- God calls us to submit to government to avoid God’s wrath. So no matter who is in office, our mandate is to honor them and pray for them regularly (I Pet 2:15). We are called to be the best citizens, involving ourselves thoughtfully in the public square. This means a wise church will seek to cooperate without capitulation to advance the cause of justice and human good and human rights and care for the earth and preserve life. This means thinking forcefully and carefully, refusing to be intimidated into neutrality.
Part of submission is to accept the consequences when we must disobey laws that contradict the commands of God, standing against government that attempts to take the role of the church or play the role of God, or deny us the right to preach and live the gospel (Acts 5:29). Ask yourself—who will best honor such partnerships and avoid exercising the role reserved for the church?
- God calls us to resist the tempting illusion that we can usher in the kingdom through political means. Christians betray their Lord if, in theory or practice, they equate the kingdom of God with any political, social or economic order of the passing time. The church is not an instrument of the state; it is of another realm. The kingdom of God is a thing unto itself, a community in the midst of the world called to be a redemptive influence, that does not unthinkingly cozy up to nationalism, pointing men to their trans political destiny and supra political loyalty. As Leslie Newbin once put it: “A church that sees the cross of Jesus as the central event of history can never identify any political order with the reign of God.”
The first thing to say about politics is that it is not the first thing. The first thing is God’s kingdom, God’s purposes, and God’s ways. Our first responsibility is to honor Him, fearlessly discharging the word of God, addressing the governing authority with the word of God, no matter the price. We must speak prophetically, live radically, and hold to absolutes in a relativistic age, yet with grace and humility, without a drive to power and control.
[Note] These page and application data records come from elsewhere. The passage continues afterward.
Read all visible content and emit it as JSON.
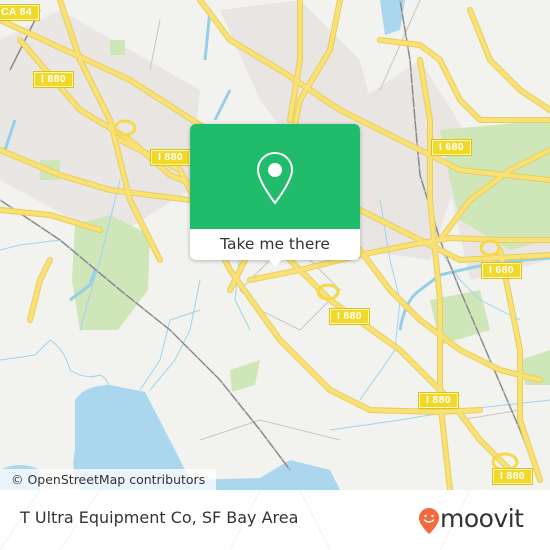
{
  "map": {
    "highway_shields": [
      {
        "label": "I 880",
        "id": "i880-a"
      },
      {
        "label": "I 880",
        "id": "i880-b"
      },
      {
        "label": "I 880",
        "id": "i880-c"
      },
      {
        "label": "I 880",
        "id": "i880-d"
      },
      {
        "label": "I 880",
        "id": "i880-e"
      },
      {
        "label": "I 680",
        "id": "i680-a"
      },
      {
        "label": "I 680",
        "id": "i680-b"
      },
      {
        "label": "CA 84",
        "id": "ca84"
      }
    ],
    "attribution": "© OpenStreetMap contributors"
  },
  "popup": {
    "icon": "location-pin-icon",
    "button_label": "Take me there"
  },
  "footer": {
    "place_title": "T Ultra Equipment Co, SF Bay Area",
    "brand": "moovit",
    "brand_color": "#f26a3d",
    "accent_color": "#20bb6b"
  }
}
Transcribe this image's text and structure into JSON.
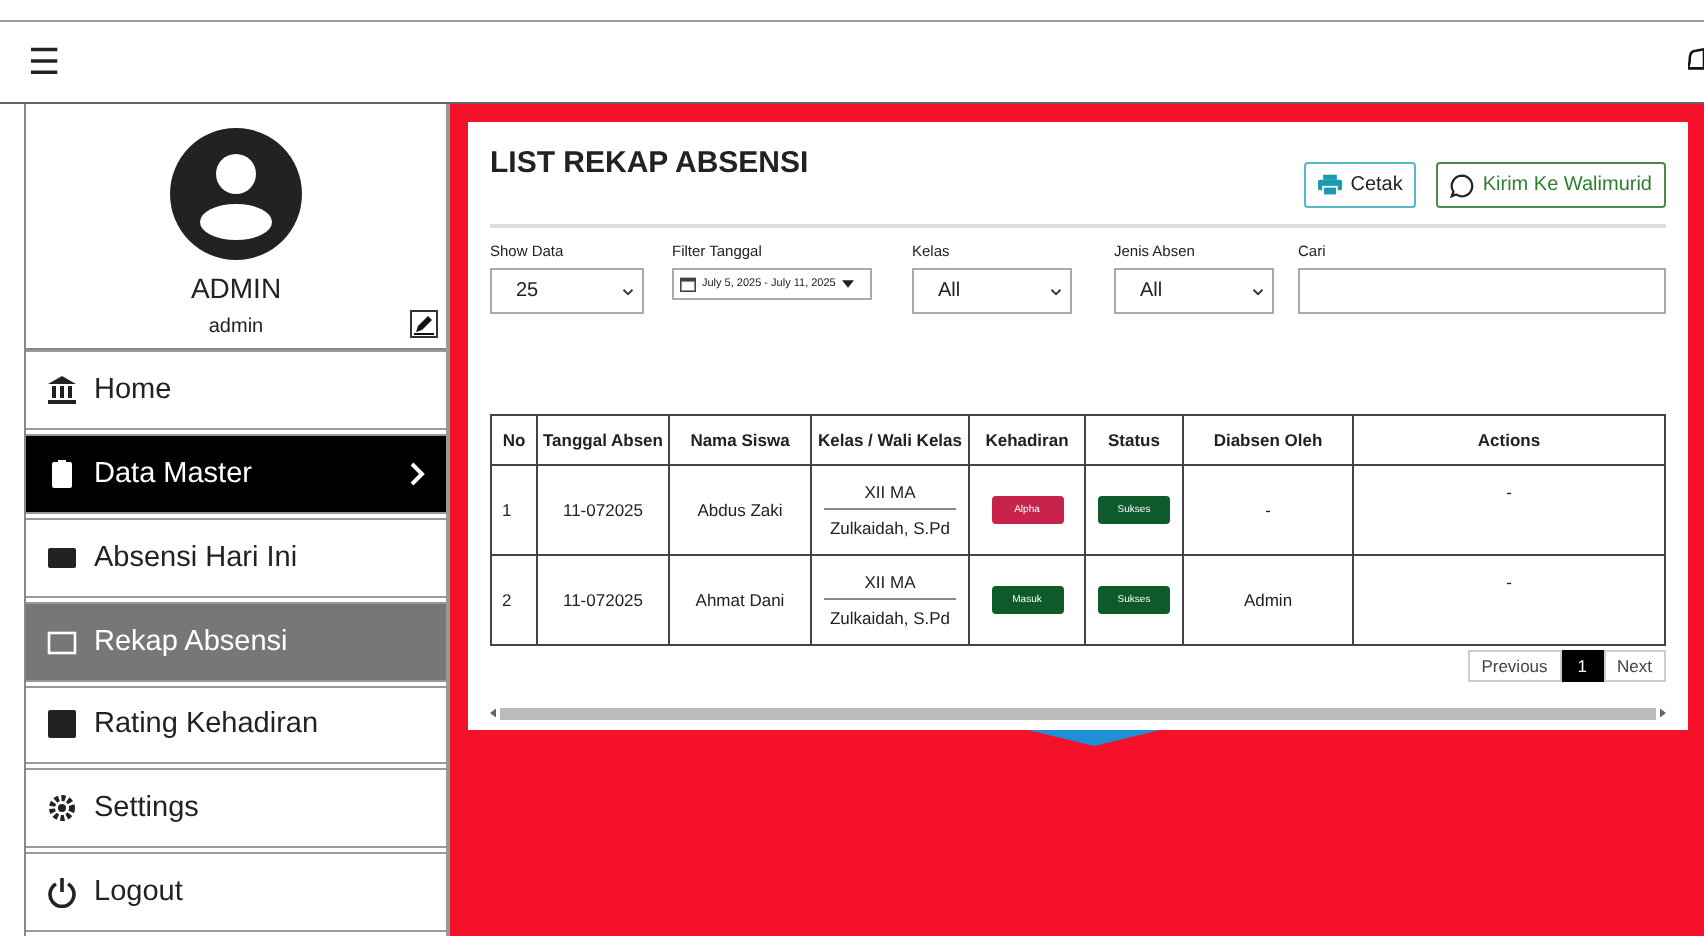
{
  "header": {
    "menu_glyph": "☰"
  },
  "profile": {
    "name": "ADMIN",
    "username": "admin"
  },
  "sidebar": {
    "items": [
      {
        "label": "Home",
        "selected": false,
        "highlighted": false,
        "has_submenu": false
      },
      {
        "label": "Data Master",
        "selected": false,
        "highlighted": true,
        "has_submenu": true
      },
      {
        "label": "Absensi Hari Ini",
        "selected": false,
        "highlighted": false,
        "has_submenu": false
      },
      {
        "label": "Rekap Absensi",
        "selected": true,
        "highlighted": false,
        "has_submenu": false
      },
      {
        "label": "Rating Kehadiran",
        "selected": false,
        "highlighted": false,
        "has_submenu": false
      },
      {
        "label": "Settings",
        "selected": false,
        "highlighted": false,
        "has_submenu": false
      },
      {
        "label": "Logout",
        "selected": false,
        "highlighted": false,
        "has_submenu": false
      }
    ]
  },
  "card": {
    "title": "LIST REKAP ABSENSI",
    "buttons": [
      {
        "label": "Cetak",
        "kind": "print"
      },
      {
        "label": "Kirim Ke Walimurid",
        "kind": "whatsapp"
      }
    ],
    "filters": [
      {
        "label": "Show Data",
        "kind": "select",
        "value": "25"
      },
      {
        "label": "Filter Tanggal",
        "kind": "daterange",
        "value": "July 5, 2025 - July 11, 2025"
      },
      {
        "label": "Kelas",
        "kind": "select",
        "value": "All"
      },
      {
        "label": "Jenis Absen",
        "kind": "select",
        "value": "All"
      },
      {
        "label": "Cari",
        "kind": "text"
      }
    ],
    "table": {
      "columns": [
        "No",
        "Tanggal Absen",
        "Nama Siswa",
        "Kelas / Wali Kelas",
        "Kehadiran",
        "Status",
        "Diabsen Oleh",
        "Actions"
      ],
      "rows": [
        {
          "no": "1",
          "date": "11-072025",
          "name": "Abdus Zaki",
          "kelas": "XII MA",
          "wali": "Zulkaidah, S.Pd",
          "kehadiran": {
            "text": "Alpha",
            "color": "#c8234a"
          },
          "status": {
            "text": "Sukses",
            "color": "#0e5a2a"
          },
          "by": "-",
          "actions": "-"
        },
        {
          "no": "2",
          "date": "11-072025",
          "name": "Ahmat Dani",
          "kelas": "XII MA",
          "wali": "Zulkaidah, S.Pd",
          "kehadiran": {
            "text": "Masuk",
            "color": "#0e5a2a"
          },
          "status": {
            "text": "Sukses",
            "color": "#0e5a2a"
          },
          "by": "Admin",
          "actions": "-"
        }
      ]
    },
    "pagination": [
      {
        "label": "Previous",
        "selected": false
      },
      {
        "label": "1",
        "selected": true
      },
      {
        "label": "Next",
        "selected": false
      }
    ]
  }
}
Ask yourself—who will respect the fact the church, not Washington, is the hope of the world?